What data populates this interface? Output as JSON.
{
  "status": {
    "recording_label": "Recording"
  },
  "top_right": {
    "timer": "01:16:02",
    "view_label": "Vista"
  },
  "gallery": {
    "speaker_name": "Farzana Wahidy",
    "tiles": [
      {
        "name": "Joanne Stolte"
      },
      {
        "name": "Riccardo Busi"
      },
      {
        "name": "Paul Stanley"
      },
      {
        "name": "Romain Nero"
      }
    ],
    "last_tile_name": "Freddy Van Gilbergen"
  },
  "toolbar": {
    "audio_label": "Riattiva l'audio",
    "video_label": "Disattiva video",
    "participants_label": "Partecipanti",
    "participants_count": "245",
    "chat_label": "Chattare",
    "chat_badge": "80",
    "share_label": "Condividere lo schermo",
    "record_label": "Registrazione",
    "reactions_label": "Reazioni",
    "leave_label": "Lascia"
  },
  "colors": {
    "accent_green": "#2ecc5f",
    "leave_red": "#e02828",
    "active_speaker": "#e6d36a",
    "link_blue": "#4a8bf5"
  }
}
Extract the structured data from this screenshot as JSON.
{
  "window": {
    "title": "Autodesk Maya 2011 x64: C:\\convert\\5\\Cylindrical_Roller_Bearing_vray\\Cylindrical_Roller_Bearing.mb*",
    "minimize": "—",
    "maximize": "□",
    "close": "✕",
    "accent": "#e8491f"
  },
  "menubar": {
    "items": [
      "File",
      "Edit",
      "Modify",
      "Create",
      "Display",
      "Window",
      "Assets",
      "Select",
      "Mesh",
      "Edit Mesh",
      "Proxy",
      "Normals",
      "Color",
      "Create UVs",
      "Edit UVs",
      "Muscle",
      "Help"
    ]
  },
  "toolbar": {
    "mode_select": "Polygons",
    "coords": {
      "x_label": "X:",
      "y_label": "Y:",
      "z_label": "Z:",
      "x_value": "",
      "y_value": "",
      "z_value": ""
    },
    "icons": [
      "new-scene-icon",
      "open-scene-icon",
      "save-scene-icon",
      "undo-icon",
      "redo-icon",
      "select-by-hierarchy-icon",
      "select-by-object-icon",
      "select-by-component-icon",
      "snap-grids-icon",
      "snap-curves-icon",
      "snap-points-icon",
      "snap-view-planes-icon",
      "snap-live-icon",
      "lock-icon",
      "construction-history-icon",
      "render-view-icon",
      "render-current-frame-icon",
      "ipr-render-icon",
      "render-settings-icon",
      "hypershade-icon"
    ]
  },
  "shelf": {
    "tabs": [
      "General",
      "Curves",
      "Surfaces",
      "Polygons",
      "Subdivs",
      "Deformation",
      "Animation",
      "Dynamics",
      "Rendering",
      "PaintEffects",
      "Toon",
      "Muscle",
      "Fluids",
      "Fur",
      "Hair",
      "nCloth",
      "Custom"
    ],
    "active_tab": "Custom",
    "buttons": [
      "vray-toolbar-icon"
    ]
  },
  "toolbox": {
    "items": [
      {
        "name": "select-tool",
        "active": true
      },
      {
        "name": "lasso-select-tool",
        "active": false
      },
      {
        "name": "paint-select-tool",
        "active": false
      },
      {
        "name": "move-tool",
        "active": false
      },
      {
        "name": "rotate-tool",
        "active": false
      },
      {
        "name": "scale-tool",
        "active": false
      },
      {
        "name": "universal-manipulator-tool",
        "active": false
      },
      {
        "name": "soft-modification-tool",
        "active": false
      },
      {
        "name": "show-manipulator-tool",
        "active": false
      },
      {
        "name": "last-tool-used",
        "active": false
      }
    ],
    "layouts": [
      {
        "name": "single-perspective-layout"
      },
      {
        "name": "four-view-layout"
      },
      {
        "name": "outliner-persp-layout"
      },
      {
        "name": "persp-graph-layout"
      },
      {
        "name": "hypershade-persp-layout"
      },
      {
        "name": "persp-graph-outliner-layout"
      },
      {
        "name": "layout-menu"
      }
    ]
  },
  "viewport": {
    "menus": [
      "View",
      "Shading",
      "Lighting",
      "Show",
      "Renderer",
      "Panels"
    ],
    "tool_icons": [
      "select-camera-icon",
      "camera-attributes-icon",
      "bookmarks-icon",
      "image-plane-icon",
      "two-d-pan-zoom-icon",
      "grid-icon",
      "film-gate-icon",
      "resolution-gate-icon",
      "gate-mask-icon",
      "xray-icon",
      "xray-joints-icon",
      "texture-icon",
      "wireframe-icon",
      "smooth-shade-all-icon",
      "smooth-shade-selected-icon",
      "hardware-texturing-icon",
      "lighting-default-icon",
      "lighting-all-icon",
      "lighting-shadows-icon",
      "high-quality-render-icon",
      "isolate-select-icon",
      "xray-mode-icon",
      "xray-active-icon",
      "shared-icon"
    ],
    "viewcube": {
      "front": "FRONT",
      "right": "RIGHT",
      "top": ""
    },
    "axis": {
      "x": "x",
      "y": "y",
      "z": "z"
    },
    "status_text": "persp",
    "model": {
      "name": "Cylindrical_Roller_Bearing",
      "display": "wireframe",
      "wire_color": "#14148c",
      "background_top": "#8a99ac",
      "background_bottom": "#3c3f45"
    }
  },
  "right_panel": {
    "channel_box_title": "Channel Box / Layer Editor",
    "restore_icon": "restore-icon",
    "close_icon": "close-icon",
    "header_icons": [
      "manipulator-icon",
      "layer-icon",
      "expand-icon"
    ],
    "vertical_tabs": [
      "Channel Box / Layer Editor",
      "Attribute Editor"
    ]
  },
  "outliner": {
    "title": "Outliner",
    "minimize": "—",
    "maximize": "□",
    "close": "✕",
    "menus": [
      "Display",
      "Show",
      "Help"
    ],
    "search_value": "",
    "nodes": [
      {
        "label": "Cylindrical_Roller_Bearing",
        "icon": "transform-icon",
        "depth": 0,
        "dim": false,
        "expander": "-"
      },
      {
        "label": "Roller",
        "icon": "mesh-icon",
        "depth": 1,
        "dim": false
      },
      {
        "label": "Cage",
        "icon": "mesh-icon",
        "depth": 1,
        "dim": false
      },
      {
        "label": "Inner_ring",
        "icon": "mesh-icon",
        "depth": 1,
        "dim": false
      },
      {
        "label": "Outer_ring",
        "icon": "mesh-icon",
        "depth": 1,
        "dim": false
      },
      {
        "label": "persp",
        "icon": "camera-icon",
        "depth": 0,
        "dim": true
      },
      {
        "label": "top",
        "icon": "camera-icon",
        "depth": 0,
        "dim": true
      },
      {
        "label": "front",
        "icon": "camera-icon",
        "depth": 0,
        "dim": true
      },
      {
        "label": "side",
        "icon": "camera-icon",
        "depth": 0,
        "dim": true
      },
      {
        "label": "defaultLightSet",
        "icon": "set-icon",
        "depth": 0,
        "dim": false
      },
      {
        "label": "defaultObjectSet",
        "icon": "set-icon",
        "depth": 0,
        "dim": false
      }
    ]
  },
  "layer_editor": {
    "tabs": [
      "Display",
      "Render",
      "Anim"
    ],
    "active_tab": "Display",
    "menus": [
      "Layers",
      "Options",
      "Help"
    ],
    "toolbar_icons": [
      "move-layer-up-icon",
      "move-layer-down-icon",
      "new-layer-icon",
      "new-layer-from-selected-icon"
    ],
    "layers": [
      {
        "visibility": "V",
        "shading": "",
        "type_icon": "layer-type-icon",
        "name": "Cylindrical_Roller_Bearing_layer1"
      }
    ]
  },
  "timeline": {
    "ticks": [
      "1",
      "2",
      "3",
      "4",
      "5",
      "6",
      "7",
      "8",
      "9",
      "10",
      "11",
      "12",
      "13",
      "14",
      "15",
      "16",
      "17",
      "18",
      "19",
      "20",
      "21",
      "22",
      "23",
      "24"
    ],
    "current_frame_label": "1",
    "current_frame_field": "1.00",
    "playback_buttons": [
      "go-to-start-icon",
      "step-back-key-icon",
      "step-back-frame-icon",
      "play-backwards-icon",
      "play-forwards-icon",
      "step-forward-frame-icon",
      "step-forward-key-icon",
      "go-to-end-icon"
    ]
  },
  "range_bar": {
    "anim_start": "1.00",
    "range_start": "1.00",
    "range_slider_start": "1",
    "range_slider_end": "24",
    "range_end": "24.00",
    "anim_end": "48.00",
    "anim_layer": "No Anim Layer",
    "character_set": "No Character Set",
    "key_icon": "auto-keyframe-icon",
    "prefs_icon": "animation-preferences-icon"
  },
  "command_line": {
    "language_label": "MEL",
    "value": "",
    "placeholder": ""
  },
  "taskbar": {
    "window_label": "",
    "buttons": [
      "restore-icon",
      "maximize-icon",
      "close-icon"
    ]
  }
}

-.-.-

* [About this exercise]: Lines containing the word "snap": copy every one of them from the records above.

* [Answer to this problem]:
      "snap-grids-icon",
      "snap-curves-icon",
      "snap-points-icon",
      "snap-view-planes-icon",
      "snap-live-icon",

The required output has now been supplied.